The daffodils are out, the clocks have gone forward and the sound of lawnmowers can be heard up and down the country. This can mean only one thing… spring has sprung!
And what’s the best thing about Spring? Easter eggs that’s what!
As an out and proud chocoholic I blinking love Easter. I mean when else can you get away with eating chocolate morning, noon and night. And is it just me, but does chocolate somehow taste better when it’s egg shaped?
Most of us know that chocolate comes from cocoa beans, but have you ever stopped and thought about where chocolate originated from, where its story first began? You might think you’ve got chocolate sussed, but there’s more to this silky smooth deliciousness than meets the eye (or the tongue for that matter) and the book The True History Of Chocolate by husband and wife authors Sophie D. Coe and Michael D. Coe takes a journey back in time to tell us all about it.
From its early roots in pre-Columbian Mesoamerica right through to the food we know and love today, chocolate is deeply embedded in our culture. It is the food of romance, the deep, dark and mysterious food of luxury. It is nostalgic, emotive, sexy, yet also gluttonous and secretive, a food we often feel guilty about consuming. What other food is there that has so many different feelings attached to it? None that I can think of, that’s for sure.
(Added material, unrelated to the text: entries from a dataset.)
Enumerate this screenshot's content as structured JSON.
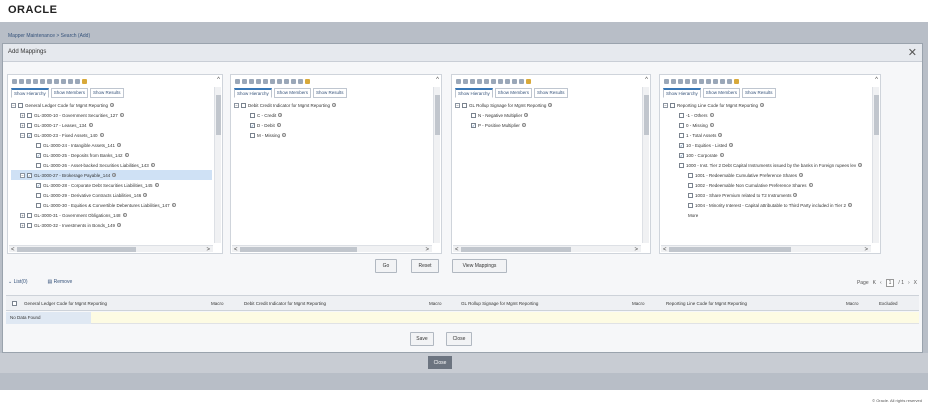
{
  "brand": "ORACLE",
  "breadcrumb": "Mapper Maintenance > Search (Add)",
  "modal": {
    "title": "Add Mappings",
    "close_symbol": "✕"
  },
  "tabs": [
    "Show Hierarchy",
    "Show Members",
    "Show Results"
  ],
  "panels": [
    {
      "nodes": [
        {
          "level": 0,
          "exp": "−",
          "checked": false,
          "label": "General Ledger Code for Mgmt Reporting",
          "sel": false
        },
        {
          "level": 1,
          "exp": "+",
          "checked": false,
          "label": "GL-3000-10 - Government Securities_127",
          "sel": false
        },
        {
          "level": 1,
          "exp": "+",
          "checked": false,
          "label": "GL-3000-17 - Leases_134",
          "sel": false
        },
        {
          "level": 1,
          "exp": "−",
          "checked": true,
          "label": "GL-3000-23 - Fixed Assets_140",
          "sel": false
        },
        {
          "level": 2,
          "exp": "",
          "checked": false,
          "label": "GL-3000-24 - Intangible Assets_141",
          "sel": false
        },
        {
          "level": 2,
          "exp": "",
          "checked": true,
          "label": "GL-3000-25 - Deposits from Banks_142",
          "sel": false
        },
        {
          "level": 2,
          "exp": "",
          "checked": false,
          "label": "GL-3000-26 - Asset-backed Securities Liabilities_143",
          "sel": false
        },
        {
          "level": 1,
          "exp": "−",
          "checked": true,
          "label": "GL-3000-27 - Brokerage Payable_144",
          "sel": true
        },
        {
          "level": 2,
          "exp": "",
          "checked": true,
          "label": "GL-3000-28 - Corporate Debt Securities Liabilities_145",
          "sel": false
        },
        {
          "level": 2,
          "exp": "",
          "checked": false,
          "label": "GL-3000-29 - Derivative Contracts Liabilities_146",
          "sel": false
        },
        {
          "level": 2,
          "exp": "",
          "checked": false,
          "label": "GL-3000-30 - Equities & Convertible Debentures Liabilities_147",
          "sel": false
        },
        {
          "level": 1,
          "exp": "+",
          "checked": false,
          "label": "GL-3000-31 - Government Obligations_148",
          "sel": false
        },
        {
          "level": 1,
          "exp": "+",
          "checked": false,
          "label": "GL-3000-32 - Investments in Bonds_149",
          "sel": false
        }
      ]
    },
    {
      "nodes": [
        {
          "level": 0,
          "exp": "−",
          "checked": false,
          "label": "Debit Credit Indicator for Mgmt Reporting",
          "sel": false
        },
        {
          "level": 1,
          "exp": "",
          "checked": false,
          "label": "C - Credit",
          "sel": false
        },
        {
          "level": 1,
          "exp": "",
          "checked": true,
          "label": "D - Debit",
          "sel": false
        },
        {
          "level": 1,
          "exp": "",
          "checked": false,
          "label": "M - Missing",
          "sel": false
        }
      ]
    },
    {
      "nodes": [
        {
          "level": 0,
          "exp": "−",
          "checked": false,
          "label": "GL Rollup Signage for Mgmt Reporting",
          "sel": false
        },
        {
          "level": 1,
          "exp": "",
          "checked": false,
          "label": "N - Negative Multiplier",
          "sel": false
        },
        {
          "level": 1,
          "exp": "",
          "checked": true,
          "label": "P - Positive Multiplier",
          "sel": false
        }
      ]
    },
    {
      "nodes": [
        {
          "level": 0,
          "exp": "−",
          "checked": false,
          "label": "Reporting Line Code for Mgmt Reporting",
          "sel": false
        },
        {
          "level": 1,
          "exp": "",
          "checked": false,
          "label": "-1 - Others",
          "sel": false
        },
        {
          "level": 1,
          "exp": "",
          "checked": false,
          "label": "0 - Missing",
          "sel": false
        },
        {
          "level": 1,
          "exp": "",
          "checked": false,
          "label": "1 - Total Assets",
          "sel": false
        },
        {
          "level": 1,
          "exp": "",
          "checked": true,
          "label": "10 - Equities - Listed",
          "sel": false
        },
        {
          "level": 1,
          "exp": "",
          "checked": true,
          "label": "100 - Corporate",
          "sel": false
        },
        {
          "level": 1,
          "exp": "",
          "checked": false,
          "label": "1000 - Inst. Tier 2 Debt Capital Instruments issued by the banks in Foreign rupees lev",
          "sel": false
        },
        {
          "level": 2,
          "exp": "",
          "checked": false,
          "label": "1001 - Redeemable Cumulative Preference Shares",
          "sel": false
        },
        {
          "level": 2,
          "exp": "",
          "checked": false,
          "label": "1002 - Redeemable Non Cumulative Preference Shares",
          "sel": false
        },
        {
          "level": 2,
          "exp": "",
          "checked": false,
          "label": "1003 - Share Premium related to T2 Instruments",
          "sel": false
        },
        {
          "level": 2,
          "exp": "",
          "checked": false,
          "label": "1004 - Minority Interest - Capital attributable to Third Party included in Tier 2",
          "sel": false
        },
        {
          "level": 2,
          "exp": "",
          "checked": null,
          "label": "More",
          "sel": false
        }
      ]
    }
  ],
  "buttons": {
    "go": "Go",
    "reset": "Reset",
    "view": "View Mappings",
    "save": "Save",
    "close": "Close",
    "outer_close": "Close"
  },
  "list": {
    "title": "List(0)",
    "remove": "Remove",
    "pager_label": "Page",
    "page": "1",
    "of": "/ 1",
    "columns": [
      "General Ledger Code for Mgmt Reporting",
      "Macro",
      "Debit Credit Indicator for Mgmt Reporting",
      "Macro",
      "GL Rollup Signage for Mgmt Reporting",
      "Macro",
      "Reporting Line Code for Mgmt Reporting",
      "Macro",
      "Excluded"
    ],
    "empty": "No Data Found"
  },
  "footer": "© Oracle. All rights reserved"
}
Just like chocolate the authors of this book have their own romantic story. Research for the book was started by Sophie, an anthropologist and food historian with a love for all things food and drink. However, halfway through her research she was diagnosed with an incurable cancer, from which she died not long after. Her husband Michael, Professor Emeritus of Anthropology and Curator Emeritus in the Peabody Museum of Natural History at Yale University, took over her work and completed the book in front of us today. Some might say a tale as rich and romantic as chocolate itself.
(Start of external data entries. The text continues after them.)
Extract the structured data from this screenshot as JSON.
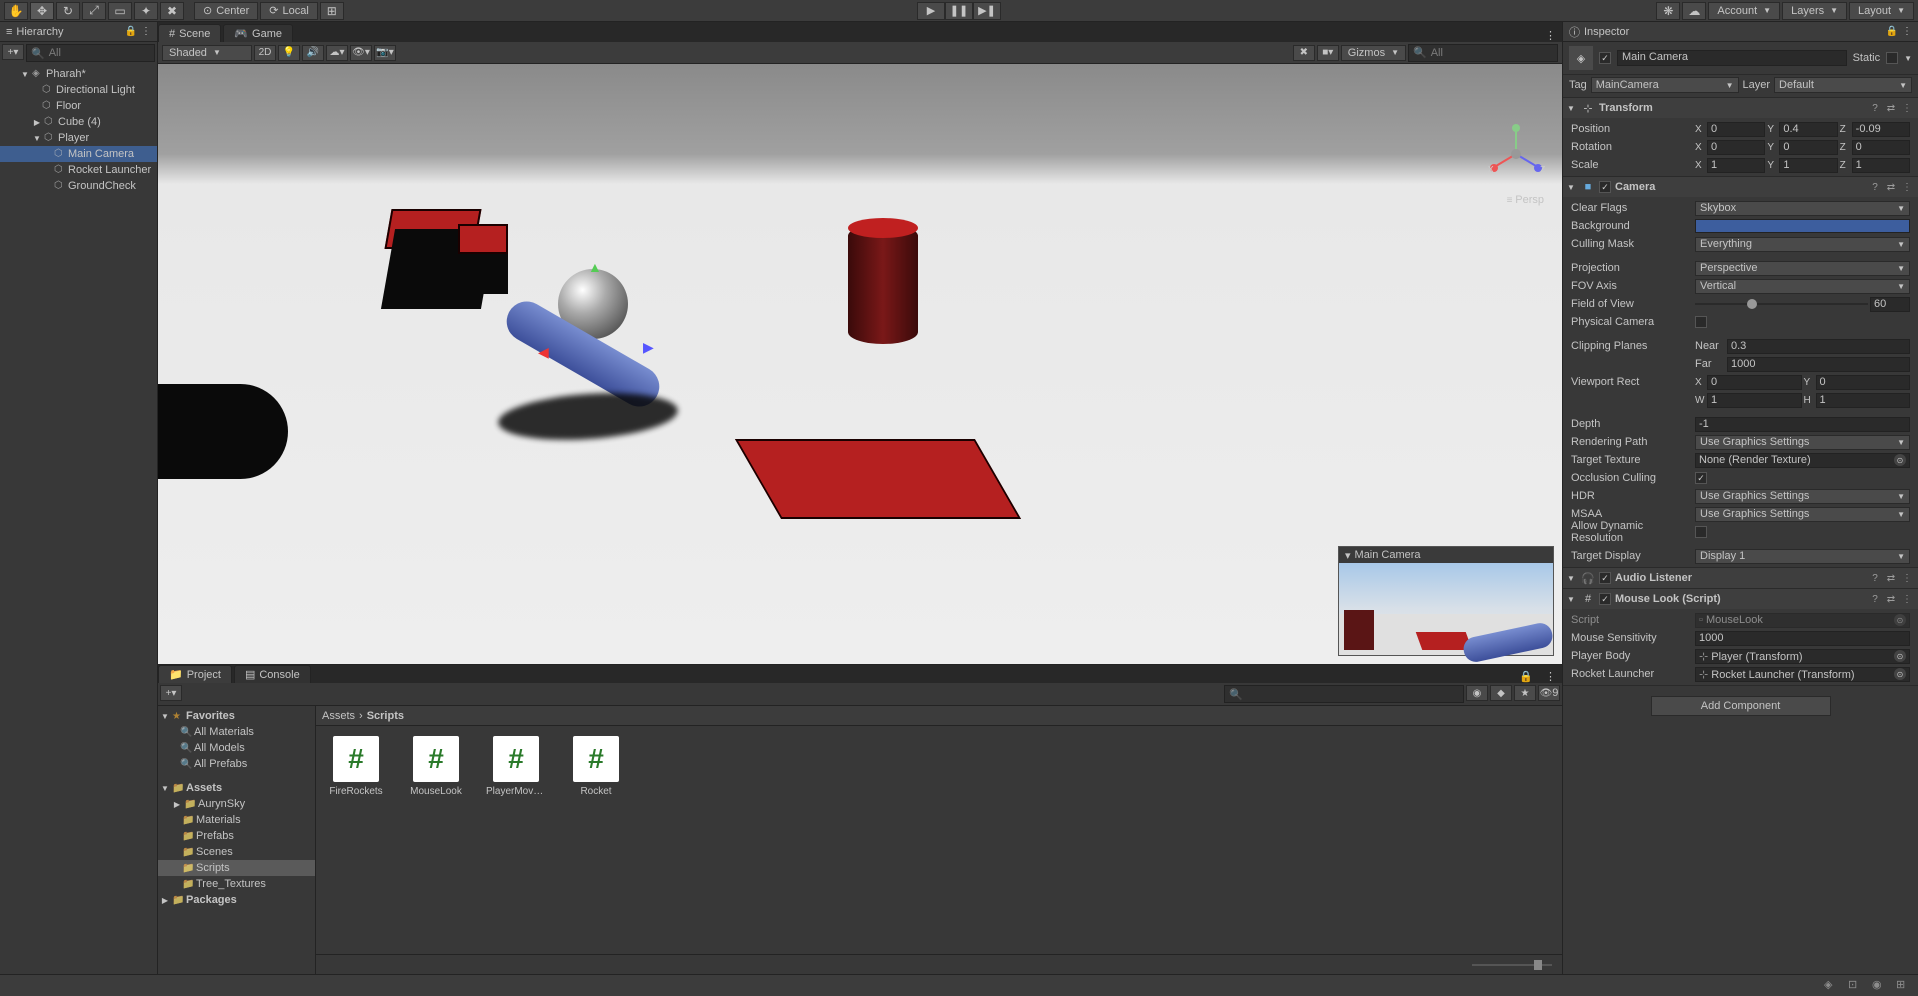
{
  "toolbar": {
    "center": "Center",
    "local": "Local",
    "account": "Account",
    "layers": "Layers",
    "layout": "Layout"
  },
  "hierarchy": {
    "title": "Hierarchy",
    "search_placeholder": "All",
    "scene": "Pharah*",
    "items": [
      "Directional Light",
      "Floor",
      "Cube (4)",
      "Player",
      "Main Camera",
      "Rocket Launcher",
      "GroundCheck"
    ]
  },
  "scene": {
    "tab1": "Scene",
    "tab2": "Game",
    "shading": "Shaded",
    "mode2d": "2D",
    "gizmos": "Gizmos",
    "search_placeholder": "All",
    "persp": "Persp",
    "camera_preview_title": "Main Camera"
  },
  "project": {
    "tab1": "Project",
    "tab2": "Console",
    "favorites": "Favorites",
    "fav_items": [
      "All Materials",
      "All Models",
      "All Prefabs"
    ],
    "assets": "Assets",
    "asset_folders": [
      "AurynSky",
      "Materials",
      "Prefabs",
      "Scenes",
      "Scripts",
      "Tree_Textures"
    ],
    "packages": "Packages",
    "breadcrumb_root": "Assets",
    "breadcrumb_current": "Scripts",
    "files": [
      "FireRockets",
      "MouseLook",
      "PlayerMove...",
      "Rocket"
    ],
    "count": "9"
  },
  "inspector": {
    "title": "Inspector",
    "obj_name": "Main Camera",
    "static": "Static",
    "tag_label": "Tag",
    "tag_value": "MainCamera",
    "layer_label": "Layer",
    "layer_value": "Default",
    "transform": {
      "title": "Transform",
      "position": "Position",
      "px": "0",
      "py": "0.4",
      "pz": "-0.09",
      "rotation": "Rotation",
      "rx": "0",
      "ry": "0",
      "rz": "0",
      "scale": "Scale",
      "sx": "1",
      "sy": "1",
      "sz": "1"
    },
    "camera": {
      "title": "Camera",
      "clear_flags": "Clear Flags",
      "clear_flags_v": "Skybox",
      "background": "Background",
      "culling": "Culling Mask",
      "culling_v": "Everything",
      "projection": "Projection",
      "projection_v": "Perspective",
      "fov_axis": "FOV Axis",
      "fov_axis_v": "Vertical",
      "fov": "Field of View",
      "fov_v": "60",
      "physical": "Physical Camera",
      "clipping": "Clipping Planes",
      "near": "Near",
      "near_v": "0.3",
      "far": "Far",
      "far_v": "1000",
      "viewport": "Viewport Rect",
      "vx": "0",
      "vy": "0",
      "vw": "1",
      "vh": "1",
      "depth": "Depth",
      "depth_v": "-1",
      "rendering": "Rendering Path",
      "rendering_v": "Use Graphics Settings",
      "target_tex": "Target Texture",
      "target_tex_v": "None (Render Texture)",
      "occlusion": "Occlusion Culling",
      "hdr": "HDR",
      "hdr_v": "Use Graphics Settings",
      "msaa": "MSAA",
      "msaa_v": "Use Graphics Settings",
      "dynamic_res": "Allow Dynamic Resolution",
      "target_display": "Target Display",
      "target_display_v": "Display 1"
    },
    "audio": {
      "title": "Audio Listener"
    },
    "mouselook": {
      "title": "Mouse Look (Script)",
      "script": "Script",
      "script_v": "MouseLook",
      "sensitivity": "Mouse Sensitivity",
      "sensitivity_v": "1000",
      "player_body": "Player Body",
      "player_body_v": "Player (Transform)",
      "rocket_launcher": "Rocket Launcher",
      "rocket_launcher_v": "Rocket Launcher (Transform)"
    },
    "add_component": "Add Component"
  }
}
Chocolate has long been referred as ‘the food of the Gods’, perhaps because of its early association with the ancient civilizations of the Mayans and Aztecs and although this book touches on that, its main focus is on chocolate’s journey to Europe and its transformation into a food for the masses come the 19th century. It then explores how modern neuroscientists have been experimenting with how flavours are perceived by the human brain and how eating chocolate can make us feel – it would certainly help explain the concept of cravings. The book ends by looking at the ethical side of the chocolate industry today.
Incredibly academic in its tone, this book isn’t exactly your average light read, but it does contain illustrations for those of us who work better with pictorial information. If historical food books float your boat, then this is definitely the book for you. But if you prefer reading those little flavour menus you get in boxes of chocolates, then perhaps you’re better off giving it a miss for now.
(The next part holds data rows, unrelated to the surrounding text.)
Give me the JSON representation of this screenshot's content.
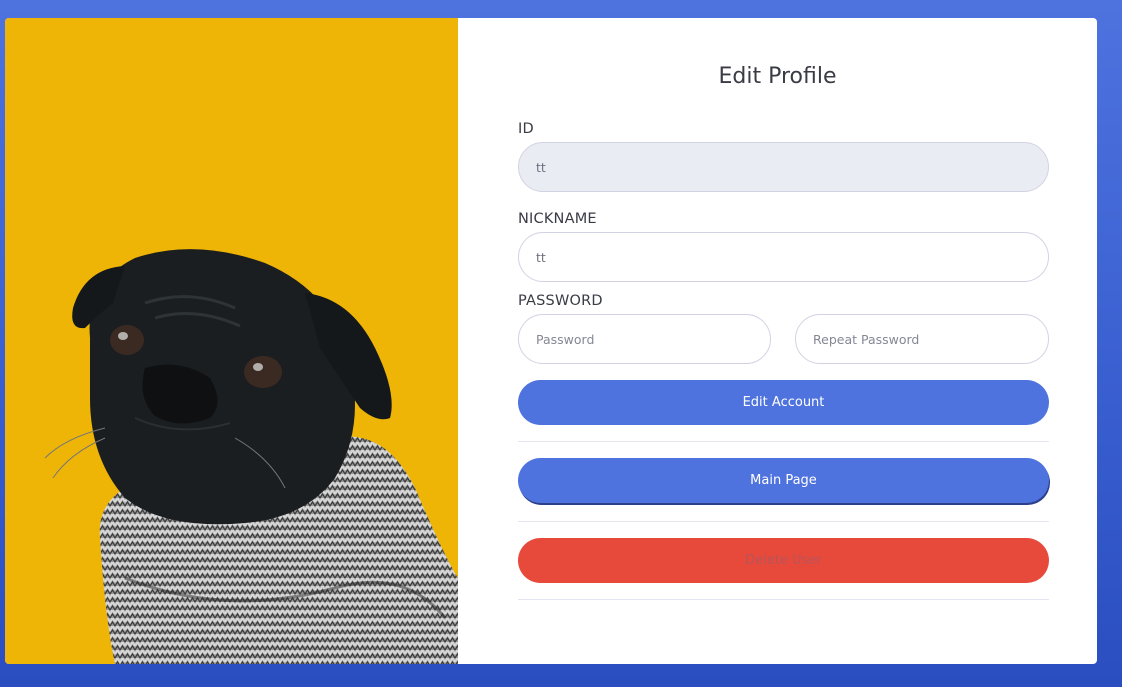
{
  "form": {
    "title": "Edit Profile",
    "id_label": "ID",
    "id_value": "tt",
    "nickname_label": "NICKNAME",
    "nickname_value": "tt",
    "password_label": "PASSWORD",
    "password_placeholder": "Password",
    "repeat_password_placeholder": "Repeat Password"
  },
  "buttons": {
    "edit_account": "Edit Account",
    "main_page": "Main Page",
    "delete_user": "Delete User"
  },
  "image": {
    "subject": "pug-in-sweater-photo"
  },
  "colors": {
    "background": "#4e73df",
    "primary": "#4e73df",
    "danger": "#e74a3b",
    "photo_background": "#eeb506"
  }
}
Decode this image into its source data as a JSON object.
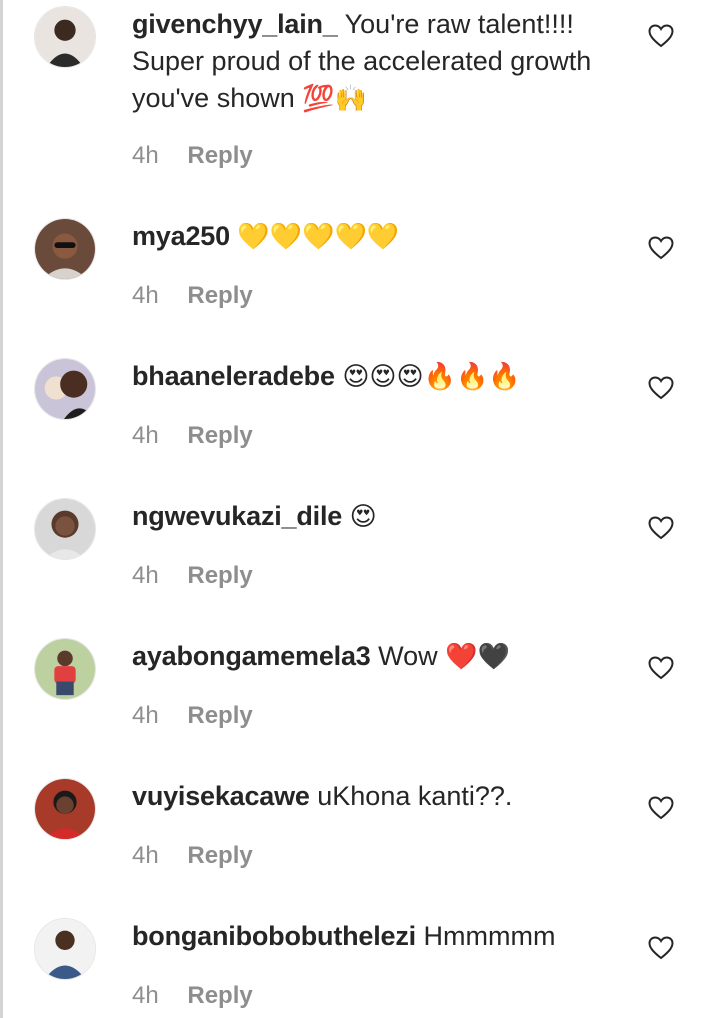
{
  "comments": [
    {
      "username": "givenchyy_lain_",
      "text": "You're raw talent!!!! Super proud of the accelerated growth you've shown",
      "emoji": "💯🙌",
      "time": "4h",
      "reply": "Reply"
    },
    {
      "username": "mya250",
      "text": "",
      "emoji": "💛💛💛💛💛",
      "time": "4h",
      "reply": "Reply"
    },
    {
      "username": "bhaaneleradebe",
      "text": "",
      "emoji": "😍😍😍🔥🔥🔥",
      "time": "4h",
      "reply": "Reply"
    },
    {
      "username": "ngwevukazi_dile",
      "text": "",
      "emoji": "😍",
      "time": "4h",
      "reply": "Reply"
    },
    {
      "username": "ayabongamemela3",
      "text": "Wow",
      "emoji": "❤️🖤",
      "time": "4h",
      "reply": "Reply"
    },
    {
      "username": "vuyisekacawe",
      "text": "uKhona kanti??.",
      "emoji": "",
      "time": "4h",
      "reply": "Reply"
    },
    {
      "username": "bonganibobobuthelezi",
      "text": "Hmmmmm",
      "emoji": "",
      "time": "4h",
      "reply": "Reply"
    }
  ],
  "colors": {
    "text": "#262626",
    "meta": "#8e8e8e",
    "background": "#ffffff"
  },
  "icons": {
    "like": "heart-outline-icon"
  }
}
The True History Of Chocolate by Sophie D. Coe and Michael D. Coe. is published by Thames & Hudson and is available to buy from Amazon for £9.99
*product gifted for review